What are some of the challenges you face as an author?
I’m finding that the balancing act between doing the actual writing and doing all of the other things involved in publishing is a challenge. For instance, I respond to every letter I receive, and right now the stack of letters on the table next to my chair is getting very high! I think that organizing the work so that I can do the actual writing first is crucial to having a career as an author.
What aspects of being a writer do you enjoy the most?
I love the moment at which it’s time to start working on a new book, as the characters begin to come alive in my mind and I can hear their voices in my head. Only writers can really be happy about the voices in our heads!
What is your writing style? (Do you outline? Write “by-the-seat-of-your-pants? Or somewhere in-between?)
I tend to be a pretty organized person, and I have a process that seems to work well for me, although I’d be the first to say that it’s not for everyone. I have a spiral notebook for each book, and I begin by writing down everything I know about that initial story idea. As I jot down notes, one thing always leads to another, and before I know it, I’ve worked out the characters’ story arcs, the setting, and I’ve begun to sketch out the plot. Then I begin writing a lengthy story outline. When I start hearing the characters’ voices and seeing the opening scene in my mind, I know it’s time to start the actual writing.

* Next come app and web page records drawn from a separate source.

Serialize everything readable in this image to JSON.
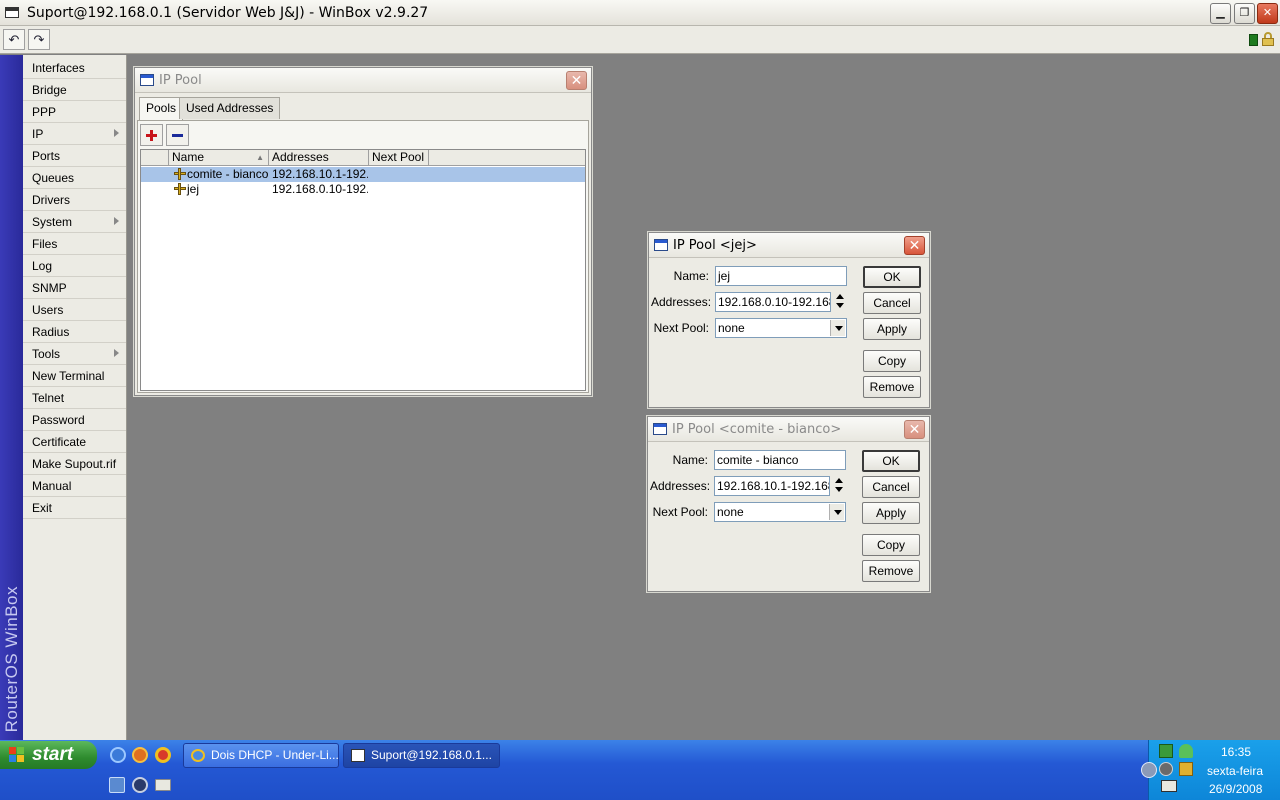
{
  "window": {
    "title": "Suport@192.168.0.1 (Servidor Web J&J) - WinBox v2.9.27",
    "min_glyph": "▁",
    "max_glyph": "❐",
    "close_glyph": "✕"
  },
  "toolbar": {
    "undo_glyph": "↶",
    "redo_glyph": "↷"
  },
  "brand": {
    "text": "RouterOS WinBox"
  },
  "menu": {
    "items": [
      {
        "label": "Interfaces"
      },
      {
        "label": "Bridge"
      },
      {
        "label": "PPP"
      },
      {
        "label": "IP"
      },
      {
        "label": "Ports"
      },
      {
        "label": "Queues"
      },
      {
        "label": "Drivers"
      },
      {
        "label": "System"
      },
      {
        "label": "Files"
      },
      {
        "label": "Log"
      },
      {
        "label": "SNMP"
      },
      {
        "label": "Users"
      },
      {
        "label": "Radius"
      },
      {
        "label": "Tools"
      },
      {
        "label": "New Terminal"
      },
      {
        "label": "Telnet"
      },
      {
        "label": "Password"
      },
      {
        "label": "Certificate"
      },
      {
        "label": "Make Supout.rif"
      },
      {
        "label": "Manual"
      },
      {
        "label": "Exit"
      }
    ]
  },
  "pool_window": {
    "title": "IP Pool",
    "tabs": [
      {
        "label": "Pools"
      },
      {
        "label": "Used Addresses"
      }
    ],
    "columns": [
      {
        "label": "Name"
      },
      {
        "label": "Addresses"
      },
      {
        "label": "Next Pool"
      }
    ],
    "rows": [
      {
        "name": "comite - bianco",
        "addresses": "192.168.10.1-192...",
        "next_pool": ""
      },
      {
        "name": "jej",
        "addresses": "192.168.0.10-192...",
        "next_pool": ""
      }
    ]
  },
  "dialog_jej": {
    "title": "IP Pool <jej>",
    "name_label": "Name:",
    "name_value": "jej",
    "addresses_label": "Addresses:",
    "addresses_value": "192.168.0.10-192.168.",
    "next_pool_label": "Next Pool:",
    "next_pool_value": "none",
    "buttons": {
      "ok": "OK",
      "cancel": "Cancel",
      "apply": "Apply",
      "copy": "Copy",
      "remove": "Remove"
    }
  },
  "dialog_comite": {
    "title": "IP Pool <comite - bianco>",
    "name_label": "Name:",
    "name_value": "comite - bianco",
    "addresses_label": "Addresses:",
    "addresses_value": "192.168.10.1-192.168.",
    "next_pool_label": "Next Pool:",
    "next_pool_value": "none",
    "buttons": {
      "ok": "OK",
      "cancel": "Cancel",
      "apply": "Apply",
      "copy": "Copy",
      "remove": "Remove"
    }
  },
  "taskbar": {
    "start_label": "start",
    "tasks": [
      {
        "label": "Dois DHCP - Under-Li..."
      },
      {
        "label": "Suport@192.168.0.1..."
      }
    ],
    "clock": {
      "time": "16:35",
      "day": "sexta-feira",
      "date": "26/9/2008"
    }
  },
  "colors": {
    "brand_strip": "#2a2a9a",
    "selected_row": "#a8c4e8",
    "taskbar": "#2458d4",
    "start_button": "#2e8b2e"
  }
}
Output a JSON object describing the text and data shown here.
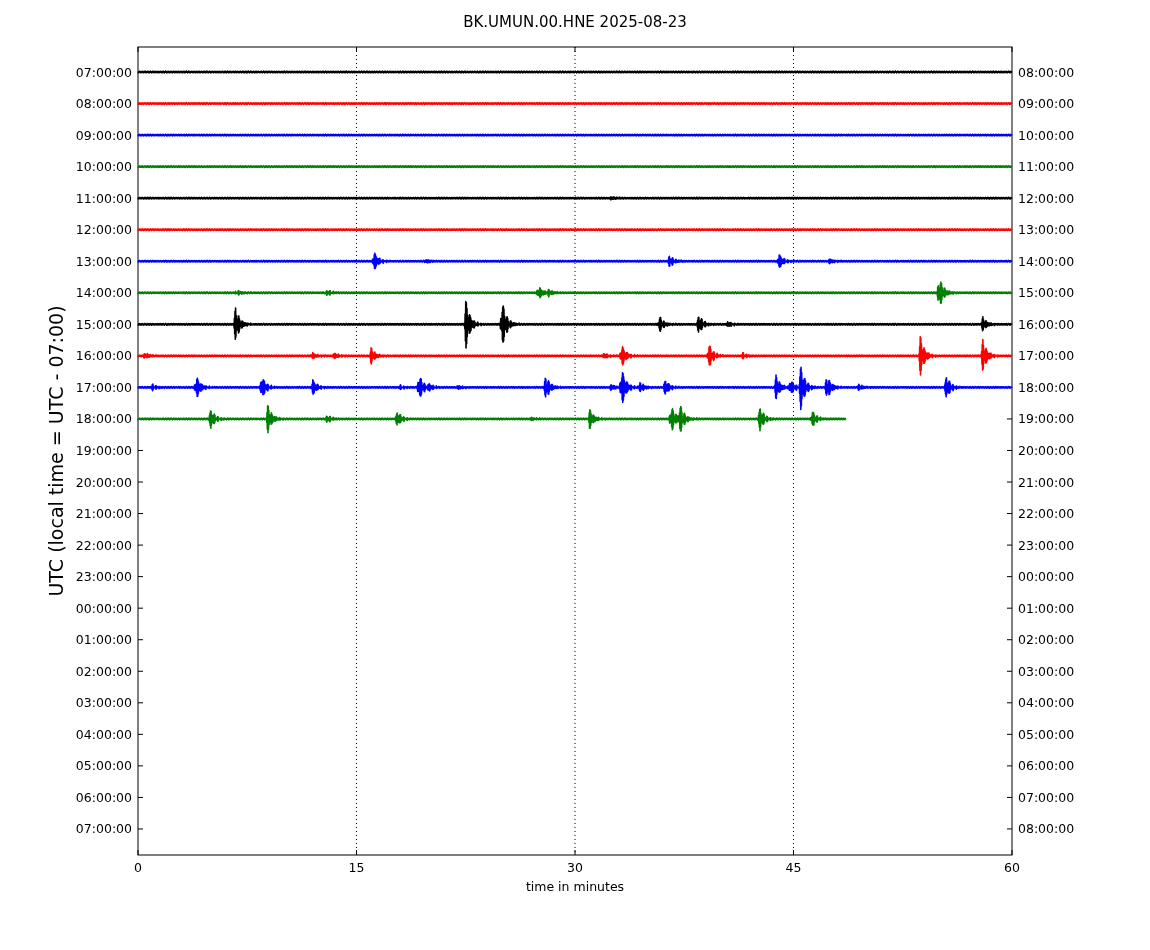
{
  "title": "BK.UMUN.00.HNE 2025-08-23",
  "plot": {
    "ylabel": "UTC (local time = UTC - 07:00)",
    "xlabel": "time in minutes",
    "xticks": [
      "0",
      "15",
      "30",
      "45",
      "60"
    ],
    "rows": [
      {
        "left": "07:00:00",
        "right": "08:00:00",
        "trace": {
          "color": "#000000",
          "level": 1
        }
      },
      {
        "left": "08:00:00",
        "right": "09:00:00",
        "trace": {
          "color": "#ff0000",
          "level": 1
        }
      },
      {
        "left": "09:00:00",
        "right": "10:00:00",
        "trace": {
          "color": "#0000ff",
          "level": 1
        }
      },
      {
        "left": "10:00:00",
        "right": "11:00:00",
        "trace": {
          "color": "#008000",
          "level": 1
        }
      },
      {
        "left": "11:00:00",
        "right": "12:00:00",
        "trace": {
          "color": "#000000",
          "level": 1
        }
      },
      {
        "left": "12:00:00",
        "right": "13:00:00",
        "trace": {
          "color": "#ff0000",
          "level": 1
        }
      },
      {
        "left": "13:00:00",
        "right": "14:00:00",
        "trace": {
          "color": "#0000ff",
          "level": 1
        }
      },
      {
        "left": "14:00:00",
        "right": "15:00:00",
        "trace": {
          "color": "#008000",
          "level": 1
        }
      },
      {
        "left": "15:00:00",
        "right": "16:00:00",
        "trace": {
          "color": "#000000",
          "level": 1
        }
      },
      {
        "left": "16:00:00",
        "right": "17:00:00",
        "trace": {
          "color": "#ff0000",
          "level": 1
        }
      },
      {
        "left": "17:00:00",
        "right": "18:00:00",
        "trace": {
          "color": "#0000ff",
          "level": 1
        }
      },
      {
        "left": "18:00:00",
        "right": "19:00:00",
        "trace": {
          "color": "#008000",
          "level": 0.81
        }
      },
      {
        "left": "19:00:00",
        "right": "20:00:00"
      },
      {
        "left": "20:00:00",
        "right": "21:00:00"
      },
      {
        "left": "21:00:00",
        "right": "22:00:00"
      },
      {
        "left": "22:00:00",
        "right": "23:00:00"
      },
      {
        "left": "23:00:00",
        "right": "00:00:00"
      },
      {
        "left": "00:00:00",
        "right": "01:00:00"
      },
      {
        "left": "01:00:00",
        "right": "02:00:00"
      },
      {
        "left": "02:00:00",
        "right": "03:00:00"
      },
      {
        "left": "03:00:00",
        "right": "04:00:00"
      },
      {
        "left": "04:00:00",
        "right": "05:00:00"
      },
      {
        "left": "05:00:00",
        "right": "06:00:00"
      },
      {
        "left": "06:00:00",
        "right": "07:00:00"
      },
      {
        "left": "07:00:00",
        "right": "08:00:00"
      }
    ]
  }
}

I tend to write a first draft as quickly as possible, then going back to rewrite and polish.